The trouble with this approach is that such videos, in trying to impress everyone, don’t strongly impress anyone. The result is either having an ineffective video strategy without knowing why, or having to start over, which ironically leads to higher costs and a more complicated production process.
Generally speaking, you’re not selling insurtech to a single person. You’re selling to a group of decision makers and influencers, each with their own problems and priorities.
A video about the number of unique data points in a risk model and a 52% faster API response may be fascinating to a chief underwriter, who lives and breathes those metrics; but an insurance CEO is more concerned with the company’s overall bottom line, so they need to be approached from a different angle.
Less effective videos often try to address this issue by including sales pitches for two or more stakeholders. But why would the stakeholder whose pain points are addressed later in the video stick around through the beginning on the off chance that they’ll see something relevant later?
An effective insurtech video strategy considers all the stakeholder personas at the target account and builds highly specific content for each of them.
Imagine an insurtech’s goal is to sell claims fraud detection AI to carriers, and their product personally benefits these job titles:
Improves bottom line
- Chief Claims Officer
- Claims Manager
Easy to implement
- Head of IT
A one-size-fits-all video may make the website homepage look “complete”, but it won’t excite any of these stakeholders much, if they watch it at all.
A better strategy would be to create seven videos – one for each stakeholder – for the sales team to deploy directly before the initial meeting, or to embed on stakeholder-specific web pages. If the videos happen to be testimonials, the insurtech could seek out matching job titles at their existing accounts.
In fact, for many insurtechs who sell to larger enterprises, five testimonials featuring distinct stakeholders from the same client could very well be more valuable than five testimonials featuring the same job title from five different clients.
With video, as with all marketing, the more specific the audience, the better the result.
3. They tell an impersonal story without a Why.
I saved this point for last because, in many ways, it underpins the others. It is certainly the most endemic weakness in insurtech marketing videos.
Video is by far the most powerful way to create personal connections between insurtechs and their prospects asynchronously and at scale.
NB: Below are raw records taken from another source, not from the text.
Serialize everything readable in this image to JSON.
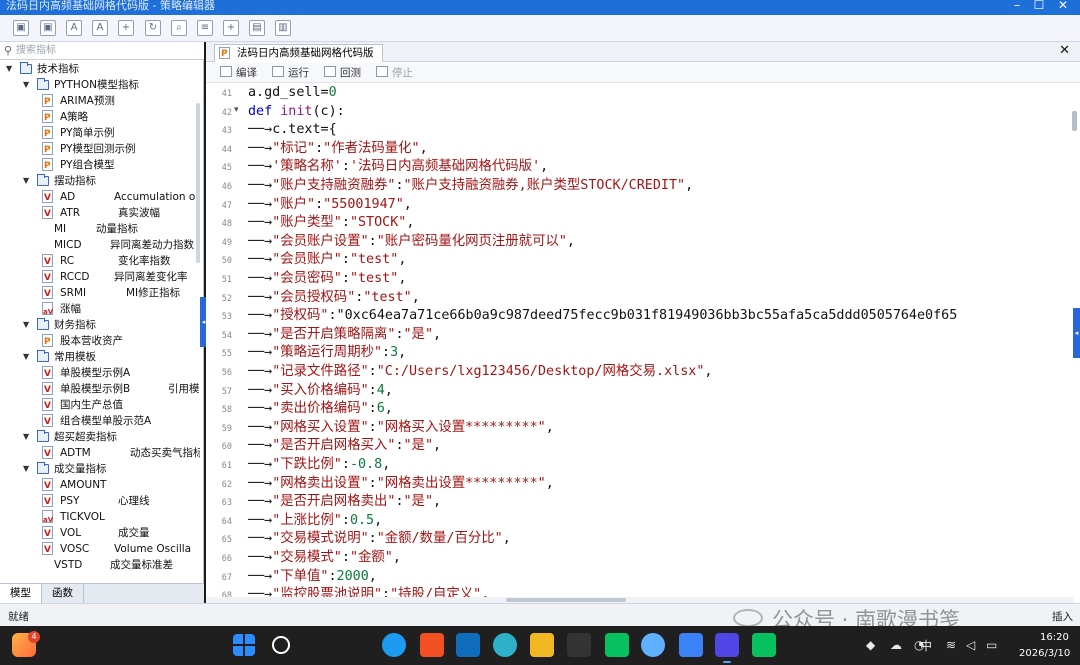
{
  "window": {
    "title": "法码日内高频基础网格代码版 - 策略编辑器",
    "controls": [
      "–",
      "☐",
      "✕"
    ]
  },
  "toolbar": {
    "icons": [
      "save-icon",
      "save-as-icon",
      "font-decrease-icon",
      "font-increase-icon",
      "import-icon",
      "export-icon",
      "find-icon",
      "format-icon",
      "new-icon",
      "copy-icon",
      "paste-icon"
    ],
    "glyphs": [
      "▣",
      "▣",
      "A",
      "A",
      "+",
      "↻",
      "⌕",
      "≡",
      "+",
      "▤",
      "▥"
    ]
  },
  "left_panel": {
    "search_placeholder": "搜索指标",
    "tree": [
      {
        "level": 0,
        "type": "folder",
        "label": "技术指标",
        "toggle": "▼"
      },
      {
        "level": 1,
        "type": "folder",
        "label": "PYTHON模型指标",
        "toggle": "▼"
      },
      {
        "level": 2,
        "type": "file",
        "icon": "P",
        "label": "ARIMA预测",
        "desc": ""
      },
      {
        "level": 2,
        "type": "file",
        "icon": "P",
        "label": "A策略",
        "desc": ""
      },
      {
        "level": 2,
        "type": "file",
        "icon": "P",
        "label": "PY简单示例",
        "desc": ""
      },
      {
        "level": 2,
        "type": "file",
        "icon": "P",
        "label": "PY模型回测示例",
        "desc": ""
      },
      {
        "level": 2,
        "type": "file",
        "icon": "P",
        "label": "PY组合模型",
        "desc": ""
      },
      {
        "level": 1,
        "type": "folder",
        "label": "摆动指标",
        "toggle": "▼"
      },
      {
        "level": 2,
        "type": "file",
        "icon": "V",
        "label": "AD",
        "desc": "Accumulation or"
      },
      {
        "level": 2,
        "type": "file",
        "icon": "V",
        "label": "ATR",
        "desc": "真实波幅"
      },
      {
        "level": 2,
        "type": "plain",
        "icon": "",
        "label": "MI",
        "desc": "动量指标"
      },
      {
        "level": 2,
        "type": "plain",
        "icon": "",
        "label": "MICD",
        "desc": "异同离差动力指数"
      },
      {
        "level": 2,
        "type": "file",
        "icon": "V",
        "label": "RC",
        "desc": "变化率指数"
      },
      {
        "level": 2,
        "type": "file",
        "icon": "V",
        "label": "RCCD",
        "desc": "异同离差变化率"
      },
      {
        "level": 2,
        "type": "file",
        "icon": "V",
        "label": "SRMI",
        "desc": "MI修正指标"
      },
      {
        "level": 2,
        "type": "file",
        "icon": "aV",
        "label": "涨幅",
        "desc": ""
      },
      {
        "level": 1,
        "type": "folder",
        "label": "财务指标",
        "toggle": "▼"
      },
      {
        "level": 2,
        "type": "file",
        "icon": "P",
        "label": "股本营收资产",
        "desc": ""
      },
      {
        "level": 1,
        "type": "folder",
        "label": "常用模板",
        "toggle": "▼"
      },
      {
        "level": 2,
        "type": "file",
        "icon": "V",
        "label": "单股模型示例A",
        "desc": ""
      },
      {
        "level": 2,
        "type": "file",
        "icon": "V",
        "label": "单股模型示例B",
        "desc": "引用模"
      },
      {
        "level": 2,
        "type": "file",
        "icon": "V",
        "label": "国内生产总值",
        "desc": ""
      },
      {
        "level": 2,
        "type": "file",
        "icon": "V",
        "label": "组合模型单股示范A",
        "desc": ""
      },
      {
        "level": 1,
        "type": "folder",
        "label": "超买超卖指标",
        "toggle": "▼"
      },
      {
        "level": 2,
        "type": "file",
        "icon": "V",
        "label": "ADTM",
        "desc": "动态买卖气指标"
      },
      {
        "level": 1,
        "type": "folder",
        "label": "成交量指标",
        "toggle": "▼"
      },
      {
        "level": 2,
        "type": "file",
        "icon": "V",
        "label": "AMOUNT",
        "desc": ""
      },
      {
        "level": 2,
        "type": "file",
        "icon": "V",
        "label": "PSY",
        "desc": "心理线"
      },
      {
        "level": 2,
        "type": "file",
        "icon": "aV",
        "label": "TICKVOL",
        "desc": ""
      },
      {
        "level": 2,
        "type": "file",
        "icon": "V",
        "label": "VOL",
        "desc": "成交量"
      },
      {
        "level": 2,
        "type": "file",
        "icon": "V",
        "label": "VOSC",
        "desc": "Volume Oscilla"
      },
      {
        "level": 2,
        "type": "plain",
        "icon": "",
        "label": "VSTD",
        "desc": "成交量标准差"
      }
    ],
    "tabs": [
      {
        "label": "模型",
        "active": true
      },
      {
        "label": "函数",
        "active": false
      }
    ]
  },
  "editor": {
    "doc_tab": "法码日内高频基础网格代码版",
    "close_glyph": "✕",
    "actions": [
      {
        "label": "编译",
        "enabled": true
      },
      {
        "label": "运行",
        "enabled": true
      },
      {
        "label": "回测",
        "enabled": true
      },
      {
        "label": "停止",
        "enabled": false
      }
    ],
    "lines": [
      {
        "n": "41",
        "fold": "",
        "indent": 0,
        "code": "a.gd_sell=0"
      },
      {
        "n": "42",
        "fold": "▾",
        "indent": 0,
        "code": "def init(c):"
      },
      {
        "n": "43",
        "fold": "",
        "indent": 1,
        "code": "c.text={"
      },
      {
        "n": "44",
        "fold": "",
        "indent": 1,
        "code": "\"标记\":\"作者法码量化\","
      },
      {
        "n": "45",
        "fold": "",
        "indent": 1,
        "code": "'策略名称':'法码日内高频基础网格代码版',"
      },
      {
        "n": "46",
        "fold": "",
        "indent": 1,
        "code": "\"账户支持融资融券\":\"账户支持融资融券,账户类型STOCK/CREDIT\","
      },
      {
        "n": "47",
        "fold": "",
        "indent": 1,
        "code": "\"账户\":\"55001947\","
      },
      {
        "n": "48",
        "fold": "",
        "indent": 1,
        "code": "\"账户类型\":\"STOCK\","
      },
      {
        "n": "49",
        "fold": "",
        "indent": 1,
        "code": "\"会员账户设置\":\"账户密码量化网页注册就可以\","
      },
      {
        "n": "50",
        "fold": "",
        "indent": 1,
        "code": "\"会员账户\":\"test\","
      },
      {
        "n": "51",
        "fold": "",
        "indent": 1,
        "code": "\"会员密码\":\"test\","
      },
      {
        "n": "52",
        "fold": "",
        "indent": 1,
        "code": "\"会员授权码\":\"test\","
      },
      {
        "n": "53",
        "fold": "",
        "indent": 1,
        "code": "\"授权码\":\"0xc64ea7a71ce66b0a9c987deed75fecc9b031f81949036bb3bc55afa5ca5ddd0505764e0f65"
      },
      {
        "n": "54",
        "fold": "",
        "indent": 1,
        "code": "\"是否开启策略隔离\":\"是\","
      },
      {
        "n": "55",
        "fold": "",
        "indent": 1,
        "code": "\"策略运行周期秒\":3,"
      },
      {
        "n": "56",
        "fold": "",
        "indent": 1,
        "code": "\"记录文件路径\":\"C:/Users/lxg123456/Desktop/网格交易.xlsx\","
      },
      {
        "n": "57",
        "fold": "",
        "indent": 1,
        "code": "\"买入价格编码\":4,"
      },
      {
        "n": "58",
        "fold": "",
        "indent": 1,
        "code": "\"卖出价格编码\":6,"
      },
      {
        "n": "59",
        "fold": "",
        "indent": 1,
        "code": "\"网格买入设置\":\"网格买入设置*********\","
      },
      {
        "n": "60",
        "fold": "",
        "indent": 1,
        "code": "\"是否开启网格买入\":\"是\","
      },
      {
        "n": "61",
        "fold": "",
        "indent": 1,
        "code": "\"下跌比例\":-0.8,"
      },
      {
        "n": "62",
        "fold": "",
        "indent": 1,
        "code": "\"网格卖出设置\":\"网格卖出设置*********\","
      },
      {
        "n": "63",
        "fold": "",
        "indent": 1,
        "code": "\"是否开启网格卖出\":\"是\","
      },
      {
        "n": "64",
        "fold": "",
        "indent": 1,
        "code": "\"上涨比例\":0.5,"
      },
      {
        "n": "65",
        "fold": "",
        "indent": 1,
        "code": "\"交易模式说明\":\"金额/数量/百分比\","
      },
      {
        "n": "66",
        "fold": "",
        "indent": 1,
        "code": "\"交易模式\":\"金额\","
      },
      {
        "n": "67",
        "fold": "",
        "indent": 1,
        "code": "\"下单值\":2000,"
      },
      {
        "n": "68",
        "fold": "",
        "indent": 1,
        "code": "\"监控股票池说明\":\"持股/自定义\","
      }
    ]
  },
  "statusbar": {
    "left": "就绪",
    "right": "插入",
    "watermark": "公众号 · 南歌漫书笺"
  },
  "taskbar": {
    "weather_badge": "4",
    "tray_language": "中",
    "time": "16:20",
    "date": "2026/3/10",
    "apps": [
      "windows-start-icon",
      "search-icon",
      "task-view-icon",
      "edge-icon",
      "store-icon",
      "outlook-icon",
      "edge-dev-icon",
      "file-explorer-icon",
      "app-black-icon",
      "wechat-green-icon",
      "browser-icon",
      "trading-app-icon",
      "search-app-icon",
      "wechat-icon"
    ],
    "colors": [
      "#0a84ff",
      "#ffffff",
      "#ffffff",
      "#1d9bf0",
      "#f25022",
      "#0f6cbd",
      "#2fb0c9",
      "#f2b824",
      "#333333",
      "#07c160",
      "#5fb0ff",
      "#3b82f6",
      "#4f46e5",
      "#07c160"
    ]
  }
}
However, when videos lack personality, they become overpriced PDFs.
People connect with other people more readily than they connect with ideas, solutions, or products. While some ideas are so groundbreaking; so revolutionary; so powerful that they garner an audience on their own merit, most ideas, even great ones, need a champion.
For the insurtech startup, the champion must be the founder. At least until it has a robust roster of delighted customers to take over. Even then, a passionate founder willing to be a prominent character in the brand’s story is an invaluable asset.
This doesn’t mean that prospects need to hear the founder’s personal background story. Indeed, the details of the founder’s life are probably irrelevant (though this is not always the case).
What prospects do need to see, however, is a clear and logical path from incentive to action. In other words, the prospect wants to know that someone – a real human being – had a reason to solve the problem they’re currently facing. They want to know the Why.
Bob Frady, CEO at HazardHub (now part of Guidewire), took this approach with the video strategy he credits with HazardHub’s success:
Unscripted interview videos that feature the founder or CEO are more impactful as icebreaking tools than, say, animated explainer videos narrated by actors and other impersonal video types. When the founder can relate an experience that mirrors the prospect’s, the prospect perceives them as capable of understanding their pain and fixing it.
Insurtech startups who take a strategic approach to video, leaving behind the costly and counterproductive habits above, find that video quickly becomes a powerful and reliable business development tool.